In the article, “Statins (Crestor) for Everyone?”, I wrote about how the AstraZeneca-funded JUPITER study (JUPITER stands for “Justification for the Use of Statins in Primary Prevention: an Intervention Trial Evaluating Rosuvastatin”) made a case for putting many more people on statins, especially on AstraZeneca's own Crestor. In the article, I pointed out several troubling facts, including that studies funded by pharmaceutical companies are much more likely to have positive results than those that are not industry-funded, and that many of the “news stories” about the JUPITER study reported “the facts” of this study, almost word for word, as they appeared in AstraZeneca’s press release.
In her November 14, 2008 Columbia Journalism Review article, "Science Reporting by Press Release,” Cristine Russell calls this kind of “reporting” the “dirty little secret of journalism.”
The subject came up recently in a conversation I had with Burt Berkson, MD, PhD, pioneer in the use of alpha lipoic acid, and more recently, of low dose naltrexone (LDN), as well, for treating some very serious diseases and conditions -- without the side effects of more toxic pharmaceuticals. Dr. Berkson was telling me that, at one of the conferences he spoke at, LDN researcher Dr. Maira Gironi told about the wonderful results she was having in Italy, reversing multiple sclerosis with LDN. (You may read about Dr. Gironi's work with LDN here, here and here.)
Dr. Berkson noted: “But you hear nothing about it because there are no very wealthy corporations promoting it.”
His words brought to mind the fact that Dr. Gironi had presented a paper on this study at the 60th annual meeting of the American Academy of Neurology in Chicago, in April, 2008, around the same time that I was interviewing several of the LDN patient and physician advocates for my article, “Four Lifesaving Medical Treatments: Not So ‘Anecdotal,’ After All.” Everyone I spoke with was excited about the very positive results Dr. Gironi was getting in Italy with LDN for MS. They were eager for her paper to be presented at the AAN meeting in Chicago.
Indeed, Dr. Gironi did present the paper on LDN. But, as Dr. Berkson noted in our conversation, there were no big press announcements about her paper.
So, I went online to see what had happened –- and why there was such silence.
What I found was that, while there had been silence surrounding the LDN study (which had no pharmaceutical company backing), at the same conference one of Dr. Gironi’s LDN co-investigators, Dr. Giancarlo Comi, had also presented a paper on another MS drug, FTY720 (fingolimod). The research on this drug had been funded by the pharmaceutical company, Novartis.
News stories about this pharmaceutical-company-funded study/presentation abounded.

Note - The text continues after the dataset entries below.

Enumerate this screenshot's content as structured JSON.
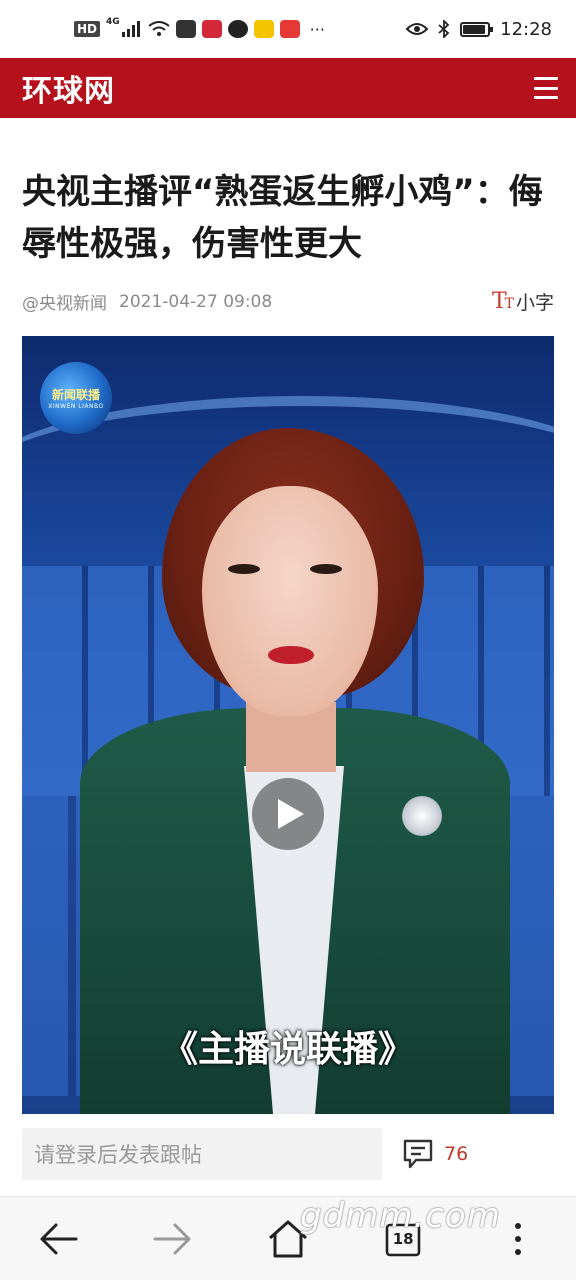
{
  "status_bar": {
    "network_label": "HD",
    "network_type": "4G",
    "time": "12:28",
    "battery_level": 0.85,
    "app_icons": [
      "sina-weibo-icon",
      "weibo-icon",
      "wechat-icon",
      "heart-app-icon",
      "news-app-icon"
    ],
    "more_indicator": "···"
  },
  "header": {
    "logo_text": "环球网",
    "brand_color": "#b5111c"
  },
  "article": {
    "title": "央视主播评“熟蛋返生孵小鸡”：侮辱性极强，伤害性更大",
    "source": "@央视新闻",
    "date": "2021-04-27 09:08",
    "font_size_label": "小字",
    "font_size_icon_text": "T"
  },
  "video": {
    "channel_logo": "新闻联播",
    "channel_logo_sub": "XINWEN LIANBO",
    "caption": "《主播说联播》"
  },
  "comment_bar": {
    "placeholder": "请登录后发表跟帖",
    "comment_count": "76"
  },
  "bottom_nav": {
    "tab_count": "18"
  },
  "watermark": "gdmm.com"
}
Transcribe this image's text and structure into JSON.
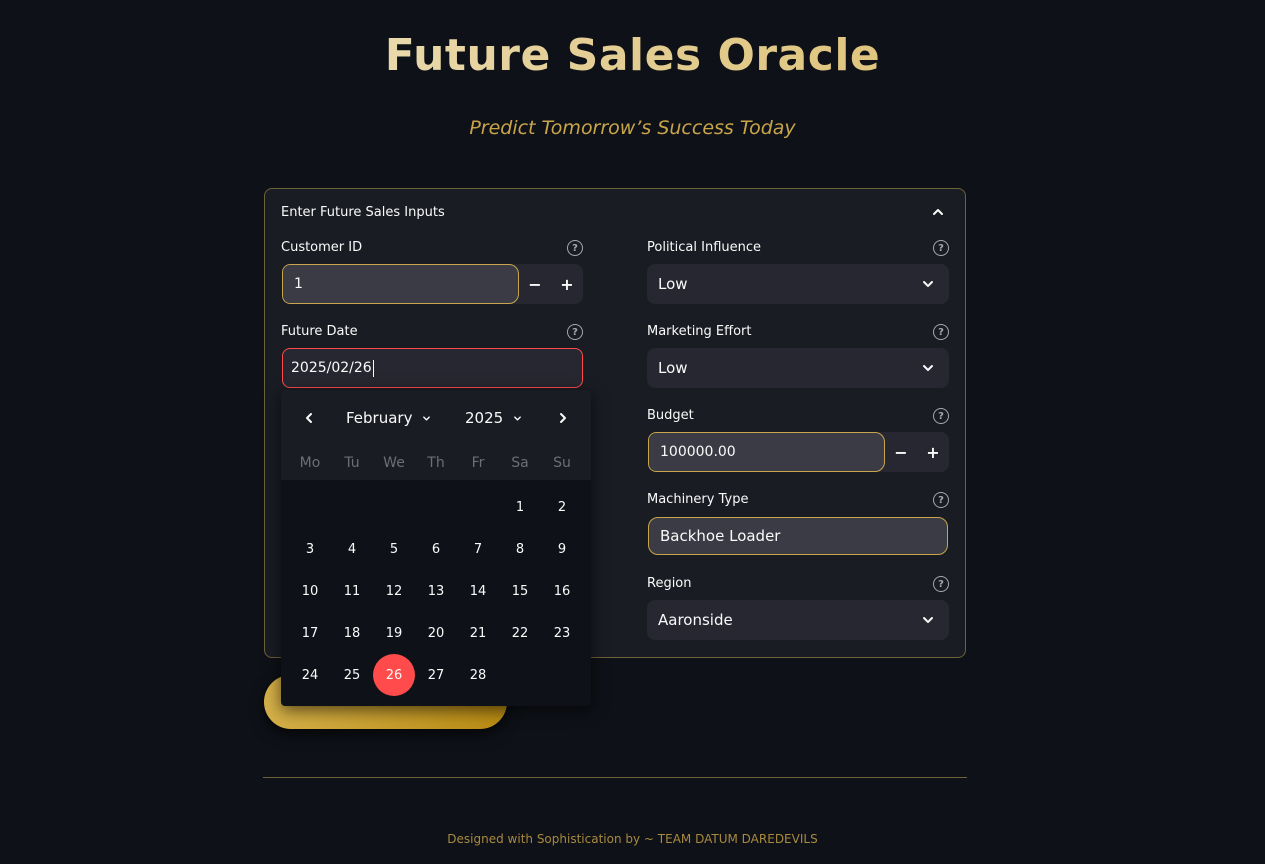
{
  "header": {
    "title": "Future Sales Oracle",
    "subtitle": "Predict Tomorrow’s Success Today"
  },
  "form": {
    "expander_label": "Enter Future Sales Inputs",
    "customer_id": {
      "label": "Customer ID",
      "value": "1"
    },
    "future_date": {
      "label": "Future Date",
      "value": "2025/02/26"
    },
    "political_influence": {
      "label": "Political Influence",
      "value": "Low"
    },
    "marketing_effort": {
      "label": "Marketing Effort",
      "value": "Low"
    },
    "budget": {
      "label": "Budget",
      "value": "100000.00"
    },
    "machinery_type": {
      "label": "Machinery Type",
      "value": "Backhoe Loader"
    },
    "region": {
      "label": "Region",
      "value": "Aaronside"
    },
    "help_symbol": "?",
    "minus_symbol": "−",
    "plus_symbol": "+"
  },
  "calendar": {
    "month": "February",
    "year": "2025",
    "weekdays": [
      "Mo",
      "Tu",
      "We",
      "Th",
      "Fr",
      "Sa",
      "Su"
    ],
    "first_weekday_index": 5,
    "days_in_month": 28,
    "selected_day": 26
  },
  "predict_button": {
    "label": ""
  },
  "footer": {
    "text": "Designed with Sophistication by ~ TEAM DATUM DAREDEVILS"
  },
  "colors": {
    "background": "#0e1117",
    "gold_accent": "#c9a54a",
    "selected_red": "#ff4b4b",
    "panel_bg": "#1a1c23",
    "input_bg": "#262730"
  },
  "icons": {
    "expander": "chevron-up-icon",
    "help": "help-circle-icon",
    "dropdown": "chevron-down-icon",
    "prev_month": "chevron-left-icon",
    "next_month": "chevron-right-icon"
  }
}
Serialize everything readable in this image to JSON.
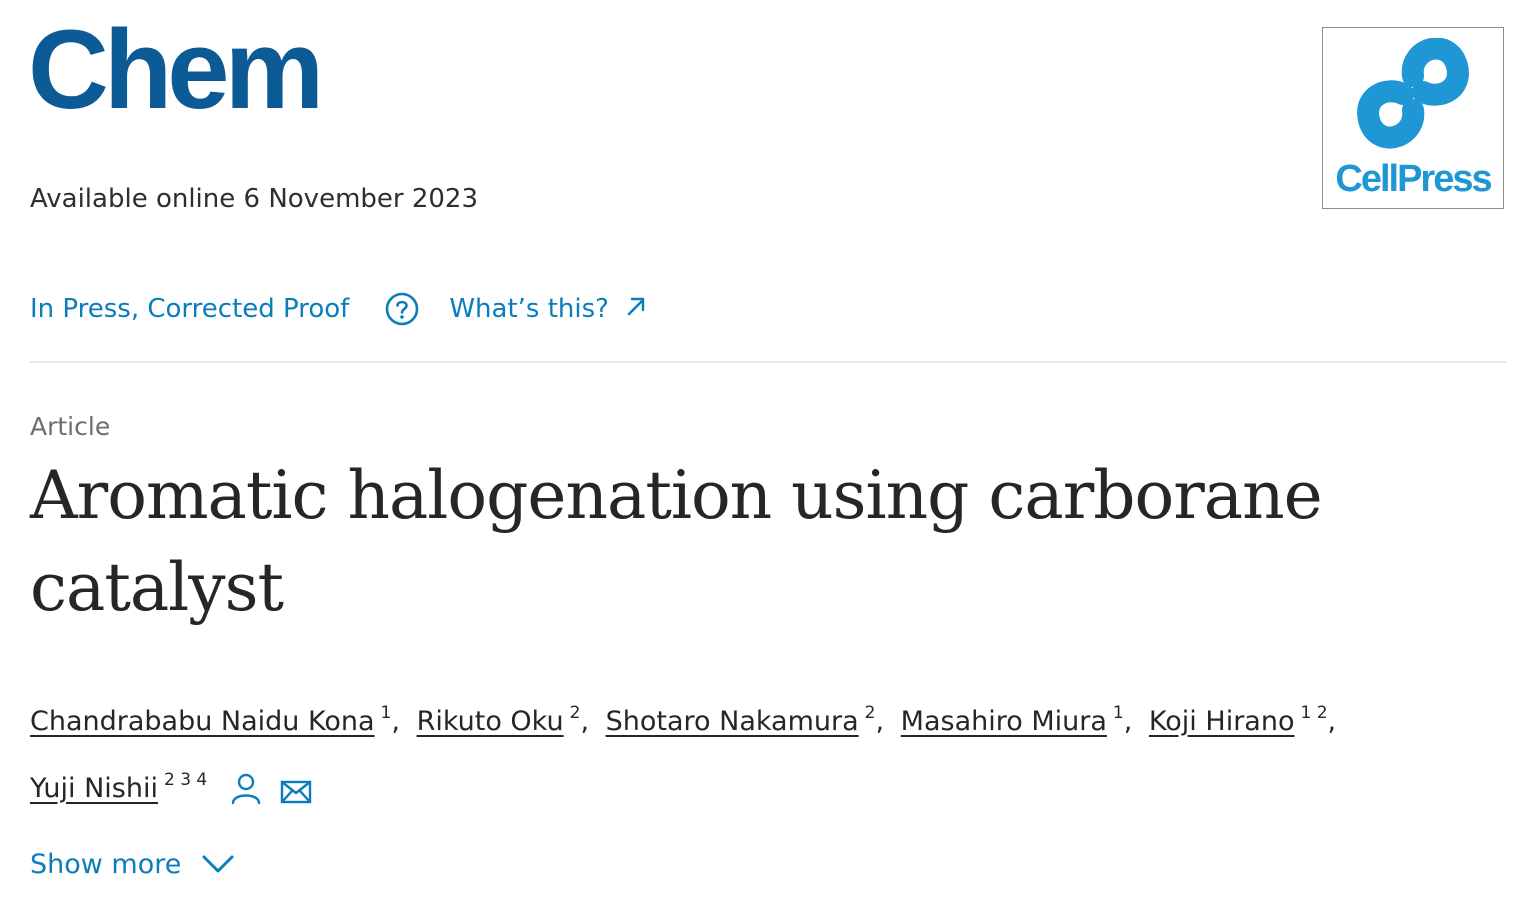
{
  "header": {
    "journal_title": "Chem",
    "publisher_logo_text": "CellPress"
  },
  "meta": {
    "available_online": "Available online 6 November 2023",
    "status_label": "In Press, Corrected Proof",
    "whats_this_label": "What’s this?"
  },
  "article": {
    "type": "Article",
    "title": "Aromatic halogenation using carborane catalyst",
    "authors": [
      {
        "name": "Chandrababu Naidu Kona",
        "affiliations": "1"
      },
      {
        "name": "Rikuto Oku",
        "affiliations": "2"
      },
      {
        "name": "Shotaro Nakamura",
        "affiliations": "2"
      },
      {
        "name": "Masahiro Miura",
        "affiliations": "1"
      },
      {
        "name": "Koji Hirano",
        "affiliations": "1 2"
      },
      {
        "name": "Yuji Nishii",
        "affiliations": "2 3 4"
      }
    ],
    "show_more_label": "Show more"
  },
  "colors": {
    "brand": "#0c5b96",
    "link": "#0c7dbb",
    "cellpress": "#1f97d4"
  },
  "icons": {
    "help": "question-circle-icon",
    "external": "external-arrow-icon",
    "person": "person-icon",
    "email": "envelope-icon",
    "chevron": "chevron-down-icon"
  }
}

The drug was called a “novel oral therapy.”
But then, I began to notice something very curious: ALL the “news stories” about fingolimod had the same identical wording, from beginning to end.
I knew exactly where to go to learn where the wording had come from. There it was, in the April 15, 2008 Novartis company press release, titled “FTY720, a novel oral therapy in development for MS, shows sustained benefits for the majority of patients after three years of treatment.”
Then, I went to medicalnewstoday.com, which boasts that it is “the largest independent health and medical news website on the Internet.” Well, not so independent, after all -- because there it was, on the very same date (April 15, 2008), a news “article,” titled -– Surprise! -- “FTY720, a novel oral therapy in development for MS, shows sustained benefits for the majority of patients after three years of treatment,” with the same exact wording as the Novartis press release.
And the same day, on www.bio-medicine.org, which purports to contain “the latest biology and medical news,” this identically titled article ran: “FTY720, a novel oral therapy in development for MS, shows sustained benefits for the majority of patients after three years of treatment.”
Is this why the “big news” to come out of the AAN meeting was NOT about low dose naltrexone, but rather, about a pharmaceutical company-funded drug? What do you think?
To learn about how Big Pharma also writes (or commissions to have written) the "scientific" medical journal articles about the pharmaceuticals they "study" and manufacture, read Dr. John Abramson's Overdosed America and Melody Petersen's Our Daily Meds. In addition, there is a wonderful PBS interview with Ms. Petersen, in which she talks about this phenomenon (she says the pharmaceutical industry calls it "publication planning").